Despite only having graduated in 2002, David Pearson is one of the UK’s top book designers, and has won a D&AD Yellow Pencil for his work for Penguin. Last year he set up his own studio, David Pearson Design.

Who was your mentor?
My typography tutor, Phil Baines. The first time I went to his house he told me off for not aligning the letters on his hot and cold taps. I was already nervous enough as Phil had invited me to co-design a book with him.

The next task was to sit down and learn how to use QuarkXPress à la Phil Baines. You can just imagine how fastidiously constructed my documents were – and still are – such was my nervous disposition. Thanks Phil!

Who is the best creative you’ve worked with?
I’m currently working with Stanley Donwood, who was a major reason for me wanting to become a designer. I’ve always admired the way he refuses to rest on his laurels, instead continuing to produce groundbreaking and challenging work. I think it shows great character and integrity to step away from something that is clearly working for you, to reinvent yourself with each new project.

Since starting your new studio, what projects are you most proud of and why?
When striking out on your own, there’s a big part of you that believes you won’t get any work so, honestly, every job that comes in makes me enormously proud.

The satisfaction is so much more tangible when you are in touch with all the facets of a company and, weirdly, I’m really enjoying learning more about business. Also, I now have a much more direct relationship with my clients, which is making the design process a whole lot easier.

Which campaign, design or book cover do you wish you’d created?
I’d love to be the official designer for Resonance FM (104.4). I like the idea of designing a letterhead for an organization that thinks nothing of broadcasting a refilling cistern or insects having sex.
What has been the biggest change in the design world since you started out?
Increasingly, a designer’s job description is becoming all-encompassing. It’s now reasonable to expect a designer to pitch for work, execute it, manage the repro, buy the printing and then manage the print run.

This is probably a very good thing as it forces us to consider budget, print processes and the virtues of the tactile but you can’t help spare a thought for the highly-skilled production managers, repro houses and typesetters that appear to be falling by the wayside.

What’s the biggest challenge for design agencies like yours?
I think, to stay small enough to ensure we’re doing creative work most of the time, and yet have enough presence within the industry to attract interesting new clients.

What gets you up in the morning?
I’m lucky enough to have a job that feels more like a hobby.
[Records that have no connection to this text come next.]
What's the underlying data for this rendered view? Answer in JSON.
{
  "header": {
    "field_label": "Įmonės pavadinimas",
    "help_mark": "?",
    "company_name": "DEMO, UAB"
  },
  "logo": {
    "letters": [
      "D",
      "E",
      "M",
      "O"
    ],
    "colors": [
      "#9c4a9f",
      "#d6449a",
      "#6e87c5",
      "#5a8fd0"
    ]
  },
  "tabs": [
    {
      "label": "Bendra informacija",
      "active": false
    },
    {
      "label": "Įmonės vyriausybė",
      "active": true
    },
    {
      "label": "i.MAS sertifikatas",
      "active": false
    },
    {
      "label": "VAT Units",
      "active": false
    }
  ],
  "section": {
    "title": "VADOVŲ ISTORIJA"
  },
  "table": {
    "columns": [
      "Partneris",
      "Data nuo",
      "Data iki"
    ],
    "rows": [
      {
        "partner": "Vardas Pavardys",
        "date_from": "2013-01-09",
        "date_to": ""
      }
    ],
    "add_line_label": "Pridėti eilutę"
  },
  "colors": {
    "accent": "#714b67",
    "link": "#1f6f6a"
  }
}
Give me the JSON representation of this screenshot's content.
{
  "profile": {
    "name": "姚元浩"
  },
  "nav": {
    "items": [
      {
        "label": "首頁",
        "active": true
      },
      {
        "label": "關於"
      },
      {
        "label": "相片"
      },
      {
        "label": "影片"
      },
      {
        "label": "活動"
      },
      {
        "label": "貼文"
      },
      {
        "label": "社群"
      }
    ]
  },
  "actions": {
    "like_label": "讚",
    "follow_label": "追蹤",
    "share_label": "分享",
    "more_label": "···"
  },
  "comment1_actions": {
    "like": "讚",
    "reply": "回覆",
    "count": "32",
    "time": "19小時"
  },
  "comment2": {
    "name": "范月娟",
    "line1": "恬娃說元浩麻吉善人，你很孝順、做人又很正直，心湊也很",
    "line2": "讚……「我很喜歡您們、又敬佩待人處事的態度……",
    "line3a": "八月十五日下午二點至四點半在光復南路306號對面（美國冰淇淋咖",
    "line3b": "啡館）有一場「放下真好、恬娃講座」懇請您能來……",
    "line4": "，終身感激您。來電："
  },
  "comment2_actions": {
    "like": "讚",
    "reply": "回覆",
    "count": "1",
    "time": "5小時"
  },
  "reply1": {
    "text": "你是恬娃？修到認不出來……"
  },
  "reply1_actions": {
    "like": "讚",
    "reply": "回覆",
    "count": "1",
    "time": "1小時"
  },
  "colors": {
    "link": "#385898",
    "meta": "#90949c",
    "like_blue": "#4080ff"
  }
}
What advice would you give to someone starting out in the design industry?
You don’t necessarily have to position yourself as a jack-of-all-trades in order to find work. In an ever-swelling market of multi-skilled, technicallyliterate designers, it’s often a more singular, focused approach that can lead to a more regular, trusting client base.

What’s the most amazing piece of design you’ve seen recently?
A friend rsent me a video clip of Marion Bataille’s joyous pop-up alphabet, ABC 3D. It was more proof that books are not yet looking for a quiet place to die.

What are you working on right now?
The third and final series of Great Ideas (Penguin). Although at times it can feel like the ‘difficult third album’, we’re having fun trying to reposition the series and see how far we can push the ‘type as image’ concept before it becomes apparent that you can’t actually read the things.

David Pearson’s design work has included Penguin’s Great Loves (above, top), Great Journeys, Popular Classics and Pocket Penguins series; and the relaunch of Zulma (above). His design direction and cover work on Penguin’s Great Ideas collection (below) won him at Yellow Pencil at the D&AD Awards in 2005.

David Pearson,